EXERCISE OBJECTIVE >> The response should hold each line from the entries below where "this" is found.

Records from a collection:
-- Opening Marker --
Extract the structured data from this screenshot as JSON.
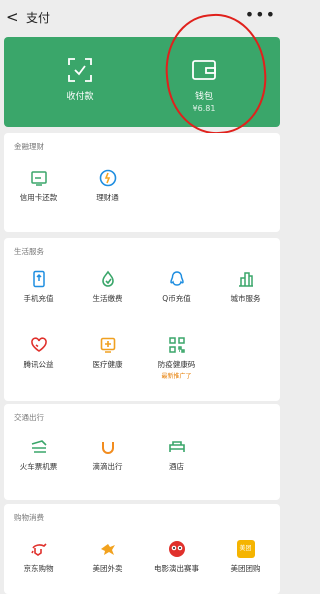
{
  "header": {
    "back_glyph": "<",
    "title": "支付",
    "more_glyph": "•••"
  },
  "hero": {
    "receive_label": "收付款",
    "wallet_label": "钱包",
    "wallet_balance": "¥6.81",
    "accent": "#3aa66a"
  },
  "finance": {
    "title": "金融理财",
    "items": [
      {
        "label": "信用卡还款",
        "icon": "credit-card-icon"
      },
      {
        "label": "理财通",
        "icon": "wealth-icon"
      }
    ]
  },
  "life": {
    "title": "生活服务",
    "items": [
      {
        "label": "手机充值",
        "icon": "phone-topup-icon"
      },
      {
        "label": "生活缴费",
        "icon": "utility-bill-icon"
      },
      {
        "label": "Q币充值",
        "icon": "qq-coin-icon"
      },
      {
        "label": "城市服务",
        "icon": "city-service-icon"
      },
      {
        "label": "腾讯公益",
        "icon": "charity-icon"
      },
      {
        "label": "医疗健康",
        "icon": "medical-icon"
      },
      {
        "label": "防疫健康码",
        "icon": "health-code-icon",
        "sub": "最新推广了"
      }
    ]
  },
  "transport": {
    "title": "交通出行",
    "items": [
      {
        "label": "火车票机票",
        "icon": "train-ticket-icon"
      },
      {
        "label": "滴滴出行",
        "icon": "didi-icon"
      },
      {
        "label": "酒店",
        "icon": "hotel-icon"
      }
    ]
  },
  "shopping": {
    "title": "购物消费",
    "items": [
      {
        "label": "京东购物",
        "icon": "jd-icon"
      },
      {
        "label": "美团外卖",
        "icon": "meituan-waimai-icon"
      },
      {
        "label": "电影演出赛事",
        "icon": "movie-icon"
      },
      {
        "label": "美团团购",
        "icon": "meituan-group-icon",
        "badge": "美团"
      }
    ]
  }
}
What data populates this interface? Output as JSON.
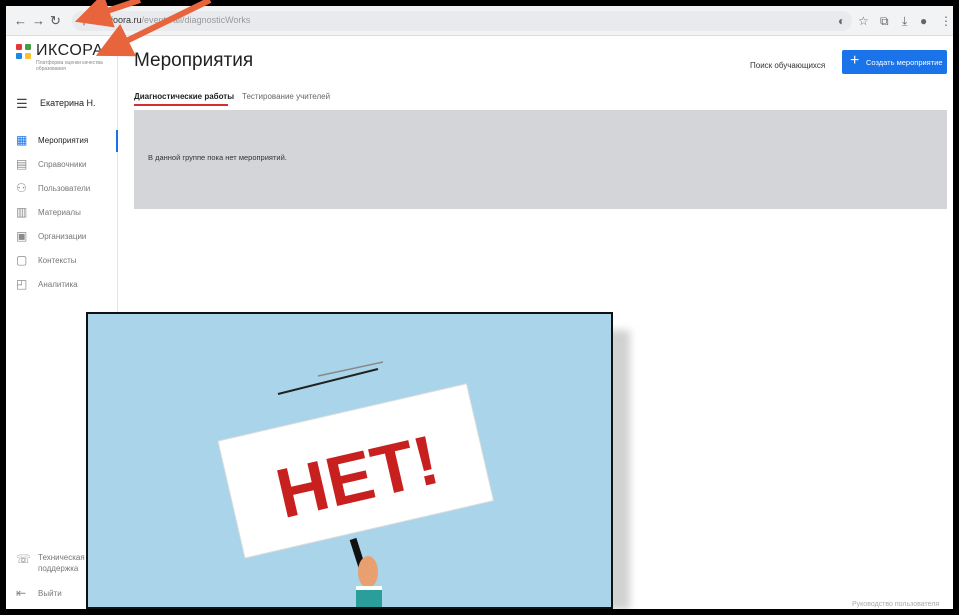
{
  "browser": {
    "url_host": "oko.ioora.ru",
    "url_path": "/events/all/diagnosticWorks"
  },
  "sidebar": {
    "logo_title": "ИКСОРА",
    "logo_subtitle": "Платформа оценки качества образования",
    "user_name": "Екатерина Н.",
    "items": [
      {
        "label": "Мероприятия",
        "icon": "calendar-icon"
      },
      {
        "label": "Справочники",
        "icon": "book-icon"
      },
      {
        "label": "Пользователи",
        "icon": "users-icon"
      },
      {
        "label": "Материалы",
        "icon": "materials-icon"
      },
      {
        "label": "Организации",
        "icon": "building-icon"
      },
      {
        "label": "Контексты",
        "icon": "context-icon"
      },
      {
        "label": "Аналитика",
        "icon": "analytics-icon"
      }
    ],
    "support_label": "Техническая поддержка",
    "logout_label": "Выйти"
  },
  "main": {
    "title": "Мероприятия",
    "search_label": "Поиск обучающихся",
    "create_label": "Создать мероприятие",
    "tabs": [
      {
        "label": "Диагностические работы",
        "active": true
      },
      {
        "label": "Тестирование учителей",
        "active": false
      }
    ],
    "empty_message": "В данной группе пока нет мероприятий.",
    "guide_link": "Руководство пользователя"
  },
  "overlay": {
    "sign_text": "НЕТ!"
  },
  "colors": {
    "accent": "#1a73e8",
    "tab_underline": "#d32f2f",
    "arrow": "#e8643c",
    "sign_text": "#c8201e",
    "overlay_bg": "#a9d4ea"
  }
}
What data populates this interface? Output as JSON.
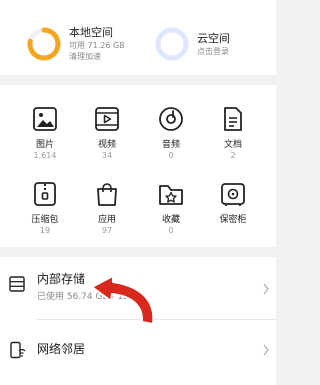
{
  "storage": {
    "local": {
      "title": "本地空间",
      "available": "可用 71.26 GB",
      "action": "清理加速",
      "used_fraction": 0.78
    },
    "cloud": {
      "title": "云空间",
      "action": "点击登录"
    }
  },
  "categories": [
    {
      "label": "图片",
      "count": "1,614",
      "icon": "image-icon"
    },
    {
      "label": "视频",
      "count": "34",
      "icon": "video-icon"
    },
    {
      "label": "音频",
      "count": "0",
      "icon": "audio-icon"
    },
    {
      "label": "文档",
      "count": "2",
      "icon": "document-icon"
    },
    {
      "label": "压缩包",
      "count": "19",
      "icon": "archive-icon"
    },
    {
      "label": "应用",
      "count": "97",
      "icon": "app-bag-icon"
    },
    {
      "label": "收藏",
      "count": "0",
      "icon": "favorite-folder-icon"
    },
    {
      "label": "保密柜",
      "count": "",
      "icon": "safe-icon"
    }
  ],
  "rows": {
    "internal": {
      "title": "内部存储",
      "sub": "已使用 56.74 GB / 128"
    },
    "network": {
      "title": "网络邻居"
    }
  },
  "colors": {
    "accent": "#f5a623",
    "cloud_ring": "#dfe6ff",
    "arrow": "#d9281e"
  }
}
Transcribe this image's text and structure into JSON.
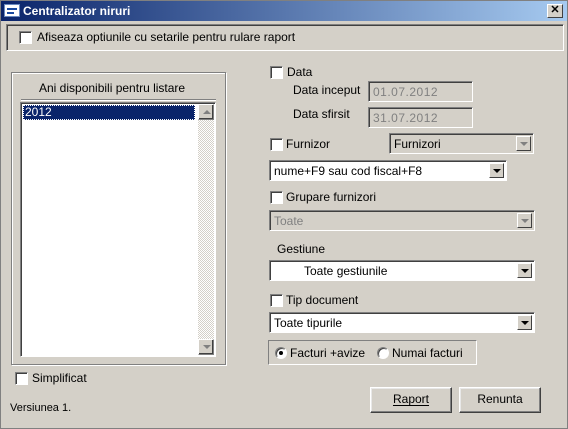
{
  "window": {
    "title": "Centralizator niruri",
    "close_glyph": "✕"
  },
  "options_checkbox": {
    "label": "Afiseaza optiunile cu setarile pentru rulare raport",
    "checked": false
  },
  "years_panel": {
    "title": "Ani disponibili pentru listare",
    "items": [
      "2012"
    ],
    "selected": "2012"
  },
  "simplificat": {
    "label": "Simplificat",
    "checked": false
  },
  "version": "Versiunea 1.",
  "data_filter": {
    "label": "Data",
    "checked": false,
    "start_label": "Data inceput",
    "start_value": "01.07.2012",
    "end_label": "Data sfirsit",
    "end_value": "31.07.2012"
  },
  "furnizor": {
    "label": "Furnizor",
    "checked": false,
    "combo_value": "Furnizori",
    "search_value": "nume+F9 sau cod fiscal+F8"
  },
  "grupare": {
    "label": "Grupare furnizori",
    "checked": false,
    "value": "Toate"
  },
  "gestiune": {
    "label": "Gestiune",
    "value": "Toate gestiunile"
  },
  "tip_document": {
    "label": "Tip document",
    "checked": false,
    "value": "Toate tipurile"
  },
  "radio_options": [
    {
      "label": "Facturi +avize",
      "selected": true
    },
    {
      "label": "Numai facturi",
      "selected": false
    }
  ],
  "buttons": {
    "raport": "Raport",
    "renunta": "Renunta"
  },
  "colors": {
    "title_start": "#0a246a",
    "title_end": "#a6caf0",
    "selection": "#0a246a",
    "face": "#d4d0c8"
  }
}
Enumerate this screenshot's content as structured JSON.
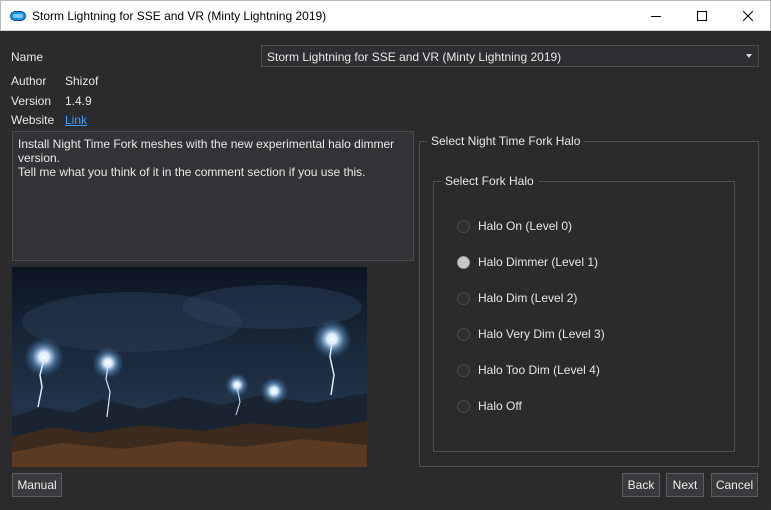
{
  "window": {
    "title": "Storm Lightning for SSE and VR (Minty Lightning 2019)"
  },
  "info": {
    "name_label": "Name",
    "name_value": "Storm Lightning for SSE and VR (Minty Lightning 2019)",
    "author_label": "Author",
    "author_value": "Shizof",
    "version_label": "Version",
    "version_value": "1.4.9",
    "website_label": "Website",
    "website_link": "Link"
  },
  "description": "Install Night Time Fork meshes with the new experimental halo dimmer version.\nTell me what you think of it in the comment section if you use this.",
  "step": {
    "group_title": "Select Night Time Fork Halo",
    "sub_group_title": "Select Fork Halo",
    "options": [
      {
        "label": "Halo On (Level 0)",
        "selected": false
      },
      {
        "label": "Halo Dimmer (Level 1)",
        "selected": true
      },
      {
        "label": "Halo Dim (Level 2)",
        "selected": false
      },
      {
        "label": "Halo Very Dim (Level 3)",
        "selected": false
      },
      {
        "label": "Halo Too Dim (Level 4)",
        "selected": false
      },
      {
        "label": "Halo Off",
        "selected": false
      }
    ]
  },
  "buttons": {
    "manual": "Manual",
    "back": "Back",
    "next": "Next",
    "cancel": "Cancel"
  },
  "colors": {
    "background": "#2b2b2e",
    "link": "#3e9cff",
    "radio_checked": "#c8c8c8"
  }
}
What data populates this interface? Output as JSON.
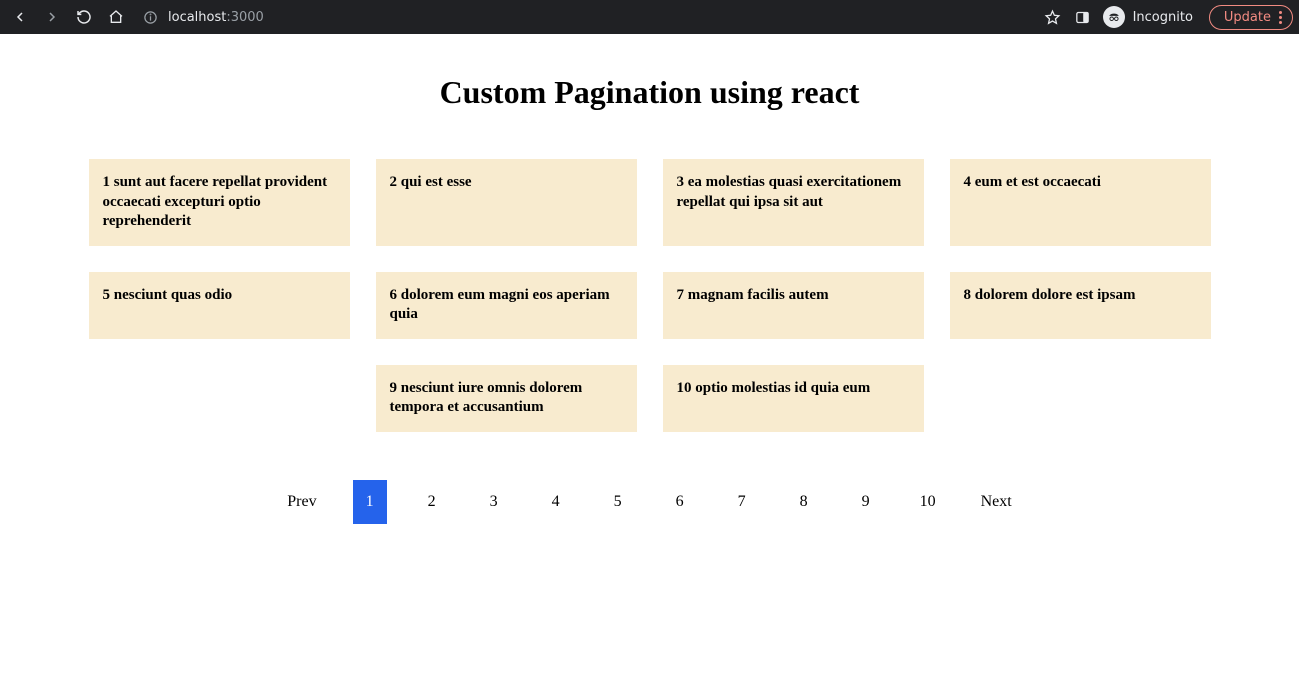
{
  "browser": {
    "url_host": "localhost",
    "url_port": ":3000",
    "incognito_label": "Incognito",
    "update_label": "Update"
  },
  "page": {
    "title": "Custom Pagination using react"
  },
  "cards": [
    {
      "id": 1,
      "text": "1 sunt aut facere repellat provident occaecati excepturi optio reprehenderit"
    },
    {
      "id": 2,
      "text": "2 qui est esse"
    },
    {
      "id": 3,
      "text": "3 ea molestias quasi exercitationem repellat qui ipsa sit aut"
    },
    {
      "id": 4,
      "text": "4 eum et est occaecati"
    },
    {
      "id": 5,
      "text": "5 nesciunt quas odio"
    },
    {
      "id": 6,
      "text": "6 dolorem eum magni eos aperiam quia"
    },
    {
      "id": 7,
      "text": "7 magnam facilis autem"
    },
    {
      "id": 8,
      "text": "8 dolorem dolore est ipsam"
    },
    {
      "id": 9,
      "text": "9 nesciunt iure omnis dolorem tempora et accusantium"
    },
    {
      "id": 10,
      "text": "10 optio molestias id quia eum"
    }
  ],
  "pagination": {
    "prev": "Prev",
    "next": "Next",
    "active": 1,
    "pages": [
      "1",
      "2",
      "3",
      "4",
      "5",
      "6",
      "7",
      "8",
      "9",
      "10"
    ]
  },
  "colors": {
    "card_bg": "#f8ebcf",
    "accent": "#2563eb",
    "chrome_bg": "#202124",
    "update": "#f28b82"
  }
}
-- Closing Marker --
ANSWER SPACE >>
Extract the structured data from this screenshot as JSON.
What data populates this interface? Output as JSON.
What data populates this interface? Output as JSON.
Transcribe this image's text and structure into JSON.
Enumerate this screenshot's content as structured JSON.
  "description": "Install Night Time Fork meshes with the new experimental halo dimmer version.\nTell me what you think of it in the comment section if you use this.",
What data populates this interface? Output as JSON.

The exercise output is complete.